Occasionally, we think about moving. But then we think again. People don’t really seem to leave Portobello/Joppa. They just move to a different house. Here are some reasons why.
There is the water. Sometimes we need to remember that most people don’t live right beside an enormous body of water, this grey wavy mass with Fife on the other side. I suppose, after all these years I was inured to it, just occasionally reminding myself on a golden day of all its beauty: the smell of the sea; the astonishing sky. Then the pandemic came and water – to look at, to be in, became a treasured resource. People couldn’t go to the beach in Spain, or Italy or…The Maldives (tbh I don’t really know where they are) so they came to Porty, during that sunny but very strange summer of 2020. These visitors couldn’t stop themselves from saying how lucky we were, we residents, and I guess we mixed pride and humility in our responses. There were too many people, of course – police horses on the beach, and people, well, pissing everywhere – but it seemed wrong to grudge them when we were so lucky.
Then the wild swimming began – how wonderful to be able to experience that shocking chill of water, to enliven the senses, to feel braced for the day. Or at least so I imagine. I am very happy to watch from a distance. Or, in the case of those of us very close to the water, to listen, sometimes in the summer in the very early morning, to the shrieks of happy ladies as they enjoy the camaraderie of wild swimming. And no doubt, the apres-ski breakfast, the fires, the barbecue. I just don’t know if my own frail old body would cope. Not to be too technical, but I wonder if there’s a reason why most of the Porty wild swimmers are ladies…
Then there are dogs. As a child, I was brought up to be afraid of dogs. Things were not helped by a barky boxer cornering me when I was eight and on my way to Sunday School (this did not help my relationship with dogs or God). But now I have met so many lovely dogs, some of them walked by Mr Tickell, and been able to witness camaraderie, again, among dog owners. Those of us with long memories (mine is long but selective these days) will remember the days when the streets near the beach were a minefield of dog poo. But no longer. People – and I think Porty people particularly – are mindful of their civic duty. While I am on that note, please may I thank all of those who are involved in litter-picking, particularly a very nice lady of certain years who ‘does’ Morton Street. I watch from my window with admiration and a little guilt. Anyway, dogs – my partner and I may even, one day, graduate from our imaginary dog to a real one.

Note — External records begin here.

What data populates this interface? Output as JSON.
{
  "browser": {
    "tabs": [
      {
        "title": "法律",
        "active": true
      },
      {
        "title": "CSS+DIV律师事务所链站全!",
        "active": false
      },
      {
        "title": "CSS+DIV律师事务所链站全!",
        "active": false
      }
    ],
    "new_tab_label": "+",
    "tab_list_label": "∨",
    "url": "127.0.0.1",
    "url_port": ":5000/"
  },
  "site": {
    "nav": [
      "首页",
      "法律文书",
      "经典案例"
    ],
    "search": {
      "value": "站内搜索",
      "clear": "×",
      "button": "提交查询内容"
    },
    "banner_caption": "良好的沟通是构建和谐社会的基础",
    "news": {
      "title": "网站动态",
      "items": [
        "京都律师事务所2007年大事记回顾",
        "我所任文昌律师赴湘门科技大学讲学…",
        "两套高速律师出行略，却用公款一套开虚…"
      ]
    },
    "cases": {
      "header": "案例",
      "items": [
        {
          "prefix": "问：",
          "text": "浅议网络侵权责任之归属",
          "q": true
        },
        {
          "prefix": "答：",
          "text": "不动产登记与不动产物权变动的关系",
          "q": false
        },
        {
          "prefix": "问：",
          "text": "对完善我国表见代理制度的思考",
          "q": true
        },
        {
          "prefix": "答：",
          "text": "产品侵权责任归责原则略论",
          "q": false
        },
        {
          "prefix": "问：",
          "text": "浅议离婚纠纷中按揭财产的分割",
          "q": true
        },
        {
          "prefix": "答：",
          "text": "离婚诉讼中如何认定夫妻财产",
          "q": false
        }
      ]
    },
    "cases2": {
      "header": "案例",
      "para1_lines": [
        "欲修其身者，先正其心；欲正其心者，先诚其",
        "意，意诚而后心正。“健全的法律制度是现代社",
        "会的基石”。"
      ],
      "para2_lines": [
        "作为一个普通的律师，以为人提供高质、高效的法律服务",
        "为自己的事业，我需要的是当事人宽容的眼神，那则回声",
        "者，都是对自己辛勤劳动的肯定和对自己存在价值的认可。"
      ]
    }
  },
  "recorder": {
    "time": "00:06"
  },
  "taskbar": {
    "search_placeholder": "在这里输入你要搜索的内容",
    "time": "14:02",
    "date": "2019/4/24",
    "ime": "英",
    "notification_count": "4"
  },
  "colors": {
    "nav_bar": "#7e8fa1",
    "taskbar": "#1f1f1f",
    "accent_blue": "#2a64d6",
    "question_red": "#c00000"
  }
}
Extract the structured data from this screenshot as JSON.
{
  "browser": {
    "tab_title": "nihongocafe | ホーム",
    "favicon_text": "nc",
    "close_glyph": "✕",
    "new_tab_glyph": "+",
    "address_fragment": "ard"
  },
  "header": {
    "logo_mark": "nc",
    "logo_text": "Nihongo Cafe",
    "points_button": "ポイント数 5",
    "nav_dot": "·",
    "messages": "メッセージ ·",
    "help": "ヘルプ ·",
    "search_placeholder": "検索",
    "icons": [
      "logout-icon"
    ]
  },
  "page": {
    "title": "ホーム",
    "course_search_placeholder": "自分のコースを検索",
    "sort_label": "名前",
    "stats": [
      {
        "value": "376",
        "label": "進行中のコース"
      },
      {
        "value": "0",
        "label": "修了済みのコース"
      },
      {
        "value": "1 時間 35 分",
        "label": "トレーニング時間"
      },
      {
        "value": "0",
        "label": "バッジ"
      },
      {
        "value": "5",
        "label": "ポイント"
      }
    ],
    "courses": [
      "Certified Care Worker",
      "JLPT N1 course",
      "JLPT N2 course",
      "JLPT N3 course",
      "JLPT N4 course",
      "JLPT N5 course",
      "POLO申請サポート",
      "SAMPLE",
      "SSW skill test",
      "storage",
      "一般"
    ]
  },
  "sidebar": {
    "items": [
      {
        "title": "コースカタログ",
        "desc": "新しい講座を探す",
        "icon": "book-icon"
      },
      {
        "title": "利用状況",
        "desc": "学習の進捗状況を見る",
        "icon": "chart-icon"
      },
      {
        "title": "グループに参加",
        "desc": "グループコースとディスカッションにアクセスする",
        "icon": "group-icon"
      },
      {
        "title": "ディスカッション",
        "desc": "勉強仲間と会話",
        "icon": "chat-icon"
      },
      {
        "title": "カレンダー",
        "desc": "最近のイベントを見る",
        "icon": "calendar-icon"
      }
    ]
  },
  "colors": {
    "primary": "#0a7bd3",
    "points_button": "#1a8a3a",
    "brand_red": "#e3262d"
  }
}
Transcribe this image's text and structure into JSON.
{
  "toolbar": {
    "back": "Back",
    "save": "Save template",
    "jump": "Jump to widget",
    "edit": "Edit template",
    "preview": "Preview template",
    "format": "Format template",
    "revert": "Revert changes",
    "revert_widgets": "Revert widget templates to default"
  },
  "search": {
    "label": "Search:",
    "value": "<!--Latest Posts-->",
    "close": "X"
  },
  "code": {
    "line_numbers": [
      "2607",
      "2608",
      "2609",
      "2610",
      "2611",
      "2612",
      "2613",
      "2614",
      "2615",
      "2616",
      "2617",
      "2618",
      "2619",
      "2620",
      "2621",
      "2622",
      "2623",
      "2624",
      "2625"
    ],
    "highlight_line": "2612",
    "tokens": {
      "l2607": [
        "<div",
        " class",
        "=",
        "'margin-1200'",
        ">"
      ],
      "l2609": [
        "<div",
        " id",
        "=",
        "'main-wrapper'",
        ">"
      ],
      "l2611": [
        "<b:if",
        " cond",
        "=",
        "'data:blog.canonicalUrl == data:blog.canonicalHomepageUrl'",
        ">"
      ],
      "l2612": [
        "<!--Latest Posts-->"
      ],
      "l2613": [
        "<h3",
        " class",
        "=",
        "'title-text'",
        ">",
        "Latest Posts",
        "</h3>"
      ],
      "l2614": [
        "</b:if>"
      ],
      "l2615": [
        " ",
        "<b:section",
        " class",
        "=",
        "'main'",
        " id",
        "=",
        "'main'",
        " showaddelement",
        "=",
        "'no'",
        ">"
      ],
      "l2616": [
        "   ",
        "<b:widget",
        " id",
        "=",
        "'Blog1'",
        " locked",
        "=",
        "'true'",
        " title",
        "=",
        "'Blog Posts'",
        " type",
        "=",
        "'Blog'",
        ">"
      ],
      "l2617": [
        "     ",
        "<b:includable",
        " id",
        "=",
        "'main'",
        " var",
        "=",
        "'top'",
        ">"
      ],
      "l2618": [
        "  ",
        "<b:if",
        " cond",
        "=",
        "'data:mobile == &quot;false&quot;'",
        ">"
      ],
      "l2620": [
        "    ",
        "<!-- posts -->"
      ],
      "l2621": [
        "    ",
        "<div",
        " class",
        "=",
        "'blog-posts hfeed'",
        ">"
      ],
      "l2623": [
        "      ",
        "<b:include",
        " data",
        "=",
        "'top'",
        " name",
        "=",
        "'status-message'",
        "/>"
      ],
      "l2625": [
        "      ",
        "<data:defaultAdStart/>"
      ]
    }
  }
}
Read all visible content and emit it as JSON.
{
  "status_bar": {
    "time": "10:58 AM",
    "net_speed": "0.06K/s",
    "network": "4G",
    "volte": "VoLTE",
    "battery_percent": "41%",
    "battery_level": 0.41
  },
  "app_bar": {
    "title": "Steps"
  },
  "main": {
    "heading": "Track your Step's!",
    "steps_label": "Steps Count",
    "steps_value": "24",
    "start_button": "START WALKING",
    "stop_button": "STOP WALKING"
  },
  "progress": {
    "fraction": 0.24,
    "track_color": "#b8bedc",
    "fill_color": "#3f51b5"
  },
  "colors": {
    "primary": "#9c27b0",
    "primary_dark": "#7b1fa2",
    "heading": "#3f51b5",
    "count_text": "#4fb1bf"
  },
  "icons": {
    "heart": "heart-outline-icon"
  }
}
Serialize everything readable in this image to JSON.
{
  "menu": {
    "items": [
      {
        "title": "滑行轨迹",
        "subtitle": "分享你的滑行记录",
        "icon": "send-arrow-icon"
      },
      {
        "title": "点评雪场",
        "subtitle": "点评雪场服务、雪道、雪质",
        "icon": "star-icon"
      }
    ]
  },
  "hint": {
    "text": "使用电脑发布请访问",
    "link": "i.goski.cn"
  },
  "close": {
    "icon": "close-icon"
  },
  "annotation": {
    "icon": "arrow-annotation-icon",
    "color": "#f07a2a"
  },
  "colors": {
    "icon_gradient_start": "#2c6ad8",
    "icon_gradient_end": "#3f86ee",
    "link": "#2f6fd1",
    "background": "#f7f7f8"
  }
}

Then food. When I came here in 1986 this was not a strength. Apart from the St Andrews there wasn’t much choice. But now we have Malvarosa, and the Shrimp Wreck and Miro’s and Civerino’s and Tanifiki and many others and soon, we hear, some fancy fish place only five minutes’ walk from my house! With cocktails! And we still have the St Andrews. For some reason it pleased me greatly during the months of the pandemic that my former pupil Hamish and his mates were running a pop up for The Little Chartroom (arguably Edinburgh’s finest restaurant) right beside the amusement arcade, which has survived in the same place since I was a wee boy (though we miss the shows). There was something about that juxtaposition – the £12 sandwiches and the slot machines that symbolised the new Porty. In the summer, I have promised myself that I will write something about ice cream. Once, in Indiana, I met a man who was writing a book about where to find the best chocolate ice-cream (just chocolate) in the USA. He had visited 450 emporia when I met him (and his wife, Mary-Lou, who spoke more slowly than I would have thought possible). In July, I will visit the ice cream parlours of Porty and give my opinions, such as they are. I hope that the half-opened one on the High Street will have burst into life by then, but I hope they dispose of the sad cones which have been languishing in the window for months.
But of course, the people. Porty seems stuffed with characters. And always was. Many will remember the Post Office in Joppa, where you could buy ANYTHING, presided over by Dennis: he was a character. Everyone who ever owned that invaluable corner shop in Morton St – they were and are characters. Indeed I may someday write a novel about that shop. And the postmen – does anywhere have happier postmen? There was Nick, then there was Lee and our current guy is one of the most cheerful people God ever sent to earth. And Vince in the sorting office, who knows everybody. There is something extraordinary in every ordinary person when you get to know them. And I imagine that is true wherever you live. Are there such characters in Bruntsfield or in Timbuctoo? Well, I imagine so, but I don’t, in truth, intend to find out. This is why we stay in Porty.